- PROBLEM DESCRIPTION -
Reproduce each line from the records that holds "addr".

- EXTRACTED INFORMATION -
== Segment start ==

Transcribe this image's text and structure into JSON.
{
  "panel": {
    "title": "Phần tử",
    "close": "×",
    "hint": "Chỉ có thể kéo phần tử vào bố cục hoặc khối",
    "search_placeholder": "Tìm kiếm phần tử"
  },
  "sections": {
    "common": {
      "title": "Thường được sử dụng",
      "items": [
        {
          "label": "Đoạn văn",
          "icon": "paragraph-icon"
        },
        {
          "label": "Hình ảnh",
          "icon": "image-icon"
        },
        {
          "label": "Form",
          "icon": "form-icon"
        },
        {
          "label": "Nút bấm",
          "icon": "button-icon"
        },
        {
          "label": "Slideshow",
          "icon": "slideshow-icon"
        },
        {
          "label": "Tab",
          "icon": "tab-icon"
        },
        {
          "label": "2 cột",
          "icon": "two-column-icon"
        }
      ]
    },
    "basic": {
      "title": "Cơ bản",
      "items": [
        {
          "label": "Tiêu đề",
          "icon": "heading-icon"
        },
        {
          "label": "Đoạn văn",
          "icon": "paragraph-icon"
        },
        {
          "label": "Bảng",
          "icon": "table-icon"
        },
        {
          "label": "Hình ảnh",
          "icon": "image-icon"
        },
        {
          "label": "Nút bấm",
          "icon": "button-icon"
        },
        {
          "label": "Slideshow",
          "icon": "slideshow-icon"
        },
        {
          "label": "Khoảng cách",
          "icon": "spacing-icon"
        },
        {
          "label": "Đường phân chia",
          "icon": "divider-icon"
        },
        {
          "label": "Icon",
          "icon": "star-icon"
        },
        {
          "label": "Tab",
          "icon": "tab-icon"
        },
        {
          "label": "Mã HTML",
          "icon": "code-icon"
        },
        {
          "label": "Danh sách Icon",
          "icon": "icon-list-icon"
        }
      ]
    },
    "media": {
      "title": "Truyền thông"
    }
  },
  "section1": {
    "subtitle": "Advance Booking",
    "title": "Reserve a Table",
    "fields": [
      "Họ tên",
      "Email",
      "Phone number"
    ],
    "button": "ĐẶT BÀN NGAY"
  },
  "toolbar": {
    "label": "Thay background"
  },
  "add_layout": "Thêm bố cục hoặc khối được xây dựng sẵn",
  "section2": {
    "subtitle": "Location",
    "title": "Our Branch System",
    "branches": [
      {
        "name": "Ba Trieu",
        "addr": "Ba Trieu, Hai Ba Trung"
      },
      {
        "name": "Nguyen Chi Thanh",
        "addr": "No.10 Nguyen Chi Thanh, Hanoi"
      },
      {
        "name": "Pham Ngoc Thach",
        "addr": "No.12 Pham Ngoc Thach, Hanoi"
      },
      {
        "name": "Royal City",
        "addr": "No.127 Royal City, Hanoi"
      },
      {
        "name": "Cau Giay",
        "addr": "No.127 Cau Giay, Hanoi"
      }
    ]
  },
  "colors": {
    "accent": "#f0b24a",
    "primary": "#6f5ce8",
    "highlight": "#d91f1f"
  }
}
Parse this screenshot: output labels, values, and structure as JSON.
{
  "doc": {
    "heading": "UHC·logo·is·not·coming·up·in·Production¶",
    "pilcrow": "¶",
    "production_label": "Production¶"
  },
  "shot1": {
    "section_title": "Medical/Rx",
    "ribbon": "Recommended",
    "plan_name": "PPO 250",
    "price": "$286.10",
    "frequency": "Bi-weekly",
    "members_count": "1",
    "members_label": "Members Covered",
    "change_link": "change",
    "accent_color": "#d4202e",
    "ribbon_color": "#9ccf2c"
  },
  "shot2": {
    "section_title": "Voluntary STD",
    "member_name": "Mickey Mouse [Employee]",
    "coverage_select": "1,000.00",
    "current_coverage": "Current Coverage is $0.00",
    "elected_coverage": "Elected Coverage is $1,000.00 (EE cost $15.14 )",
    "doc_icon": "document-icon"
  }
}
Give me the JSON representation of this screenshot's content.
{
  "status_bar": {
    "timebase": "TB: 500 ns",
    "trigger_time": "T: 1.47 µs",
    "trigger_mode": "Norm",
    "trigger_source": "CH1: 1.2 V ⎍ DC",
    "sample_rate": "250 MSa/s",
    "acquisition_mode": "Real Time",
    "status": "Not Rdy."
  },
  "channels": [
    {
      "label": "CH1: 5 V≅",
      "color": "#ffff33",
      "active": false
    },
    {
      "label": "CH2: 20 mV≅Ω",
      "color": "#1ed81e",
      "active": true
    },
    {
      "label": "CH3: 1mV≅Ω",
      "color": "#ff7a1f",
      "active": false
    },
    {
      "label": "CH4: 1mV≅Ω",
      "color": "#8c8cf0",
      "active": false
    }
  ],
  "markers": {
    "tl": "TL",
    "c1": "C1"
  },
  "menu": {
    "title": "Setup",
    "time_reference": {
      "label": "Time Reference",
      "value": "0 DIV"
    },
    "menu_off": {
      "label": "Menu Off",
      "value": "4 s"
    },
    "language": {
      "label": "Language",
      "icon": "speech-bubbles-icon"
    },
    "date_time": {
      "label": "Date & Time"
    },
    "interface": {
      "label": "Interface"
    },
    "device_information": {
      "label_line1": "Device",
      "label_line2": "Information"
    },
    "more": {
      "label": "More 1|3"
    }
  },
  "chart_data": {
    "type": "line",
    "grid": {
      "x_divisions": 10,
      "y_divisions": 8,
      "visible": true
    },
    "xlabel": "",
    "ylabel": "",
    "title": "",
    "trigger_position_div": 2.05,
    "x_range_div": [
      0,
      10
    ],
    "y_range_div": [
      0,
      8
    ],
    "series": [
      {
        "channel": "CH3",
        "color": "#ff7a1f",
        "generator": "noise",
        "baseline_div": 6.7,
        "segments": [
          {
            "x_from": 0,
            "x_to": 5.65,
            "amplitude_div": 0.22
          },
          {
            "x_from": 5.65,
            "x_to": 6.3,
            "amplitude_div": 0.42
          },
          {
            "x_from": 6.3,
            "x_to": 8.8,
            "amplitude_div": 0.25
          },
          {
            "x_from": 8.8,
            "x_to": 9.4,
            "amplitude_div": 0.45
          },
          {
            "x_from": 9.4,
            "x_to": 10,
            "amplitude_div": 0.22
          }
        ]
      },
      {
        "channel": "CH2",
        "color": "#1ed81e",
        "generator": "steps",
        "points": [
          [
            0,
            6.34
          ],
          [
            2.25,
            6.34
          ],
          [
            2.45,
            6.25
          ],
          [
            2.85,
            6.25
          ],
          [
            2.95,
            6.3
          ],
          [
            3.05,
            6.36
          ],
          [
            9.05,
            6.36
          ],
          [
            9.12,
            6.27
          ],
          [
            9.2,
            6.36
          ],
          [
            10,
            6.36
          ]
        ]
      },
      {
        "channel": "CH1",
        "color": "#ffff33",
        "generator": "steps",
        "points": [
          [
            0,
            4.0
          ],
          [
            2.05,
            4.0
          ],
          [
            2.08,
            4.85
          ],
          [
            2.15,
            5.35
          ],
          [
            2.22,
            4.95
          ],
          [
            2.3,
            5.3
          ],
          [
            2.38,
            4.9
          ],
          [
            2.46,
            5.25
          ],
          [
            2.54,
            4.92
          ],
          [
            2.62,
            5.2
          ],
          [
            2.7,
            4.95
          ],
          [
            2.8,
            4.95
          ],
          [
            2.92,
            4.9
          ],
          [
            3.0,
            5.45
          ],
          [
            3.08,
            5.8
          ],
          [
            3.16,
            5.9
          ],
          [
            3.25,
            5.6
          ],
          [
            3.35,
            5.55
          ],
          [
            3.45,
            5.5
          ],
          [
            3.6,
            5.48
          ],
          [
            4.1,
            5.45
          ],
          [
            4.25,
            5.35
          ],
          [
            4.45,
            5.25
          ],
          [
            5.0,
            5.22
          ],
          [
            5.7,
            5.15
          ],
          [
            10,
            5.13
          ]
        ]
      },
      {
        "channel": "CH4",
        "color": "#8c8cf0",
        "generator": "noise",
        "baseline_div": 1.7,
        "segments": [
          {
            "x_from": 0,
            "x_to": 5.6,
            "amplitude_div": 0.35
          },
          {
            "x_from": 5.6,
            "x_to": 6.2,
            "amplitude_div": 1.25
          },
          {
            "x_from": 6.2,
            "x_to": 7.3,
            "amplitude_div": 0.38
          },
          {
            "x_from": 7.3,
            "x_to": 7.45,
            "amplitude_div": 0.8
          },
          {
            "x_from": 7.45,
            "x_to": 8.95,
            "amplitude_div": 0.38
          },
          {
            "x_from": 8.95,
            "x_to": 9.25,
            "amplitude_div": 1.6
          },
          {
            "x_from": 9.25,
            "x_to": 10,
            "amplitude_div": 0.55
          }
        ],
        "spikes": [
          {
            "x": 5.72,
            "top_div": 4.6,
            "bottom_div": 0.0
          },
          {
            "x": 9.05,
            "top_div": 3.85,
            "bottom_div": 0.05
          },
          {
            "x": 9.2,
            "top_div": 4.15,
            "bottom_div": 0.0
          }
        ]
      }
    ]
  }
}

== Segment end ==

- EXERCISE SOLUTION -
        "addr": "Ba Trieu, Hai Ba Trung"
        "addr": "No.10 Nguyen Chi Thanh, Hanoi"
        "addr": "No.12 Pham Ngoc Thach, Hanoi"
        "addr": "No.127 Royal City, Hanoi"
        "addr": "No.127 Cau Giay, Hanoi"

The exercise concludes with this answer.